As we consider how we can continue to reimagine our schools this year, let's pause and reflect upon this holiday which honors Dr. Martin Luther King Jr. While we have been focusing our conversations on integrating some of the professional practice pathways into our instructional practices, it is important to not lose sight of our additional roles as educators. Today reminds us that we are also teaching our students how to be future citizens and part of that responsibility is to provide students with opportunities to practice citizenship, service, and character development.
Challenge: This week, integrate one of the following quotes into your work with students. Challenge them to dream big. Have them reflect on the quotes and how it relates to their own lives. Have them apply the quotes to current events today.
“The ultimate measure of a man is not where he stands in moments of comfort and convenience, but where he stands at times of challenge and controversy.” Strength to Love, 1963
“Injustice anywhere is a threat to justice everywhere.”
“Never forget that everything Hitler did in Germany was legal.”
“As my sufferings mounted I soon realized that there were two ways in which I could respond to my situation -- either to react with bitterness or seek to transform the suffering into a creative force. I decided to follow the latter course.”
Center for the Collaborative Classroom is hosting a professional-learning workshop in Worcester, MA that may interest you:
Teaching the Whole Child: Establishing a Growth Mindset and Social-Emotional Competencies (K–6)
February 7, 2018 • Worcester, MA Register or Learn More
Explore the important roles of a growth mindset and social-emotional learning in core literacy instruction. Participants will:
Anne Bartoszuk and Karen Zagorski
AB Curriculum Solutions
Anne@ab-curriculum.com or 401-330-0255 // Karen@ab-curriculum.com or 401-965-0724
Center for the Collaborative Classroom
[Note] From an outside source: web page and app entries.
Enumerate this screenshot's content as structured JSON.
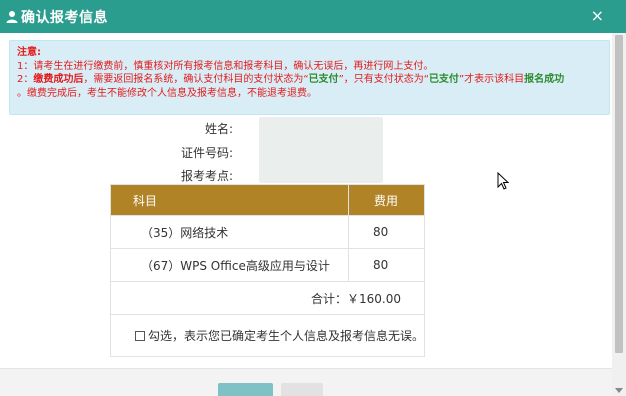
{
  "header": {
    "title": "确认报考信息",
    "close_glyph": "×",
    "user_icon": "user-icon"
  },
  "notice": {
    "heading": "注意:",
    "line1": "1：请考生在进行缴费前，慎重核对所有报考信息和报考科目，确认无误后，再进行网上支付。",
    "line2_prefix": "2：",
    "line2_bold": "缴费成功后",
    "line2_part1": "，需要返回报名系统，确认支付科目的支付状态为“",
    "status_paid_1": "已支付",
    "line2_part2": "”，只有支付状态为“",
    "status_paid_2": "已支付",
    "line2_part3": "”才表示该科目",
    "line2_bold2": "报名成功",
    "line3": "。缴费完成后，考生不能修改个人信息及报考信息，不能退考退费。"
  },
  "info": {
    "name_label": "姓名:",
    "id_label": "证件号码:",
    "site_label": "报考考点:"
  },
  "table": {
    "headers": {
      "subject": "科目",
      "fee": "费用"
    },
    "rows": [
      {
        "subject": "（35）网络技术",
        "fee": "80"
      },
      {
        "subject": "（67）WPS Office高级应用与设计",
        "fee": "80"
      }
    ],
    "total": "合计：￥160.00",
    "confirm_text": "勾选，表示您已确定考生个人信息及报考信息无误。"
  }
}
"Not only are our students learning to read and write with skill and passion, they are learning how to care about and support one another as people and learners, while our teachers are supported in their efforts to continue learning as they work together to support our students."
— Lynda Fender Hayes, Director, P.K. Yonge Developmental Research School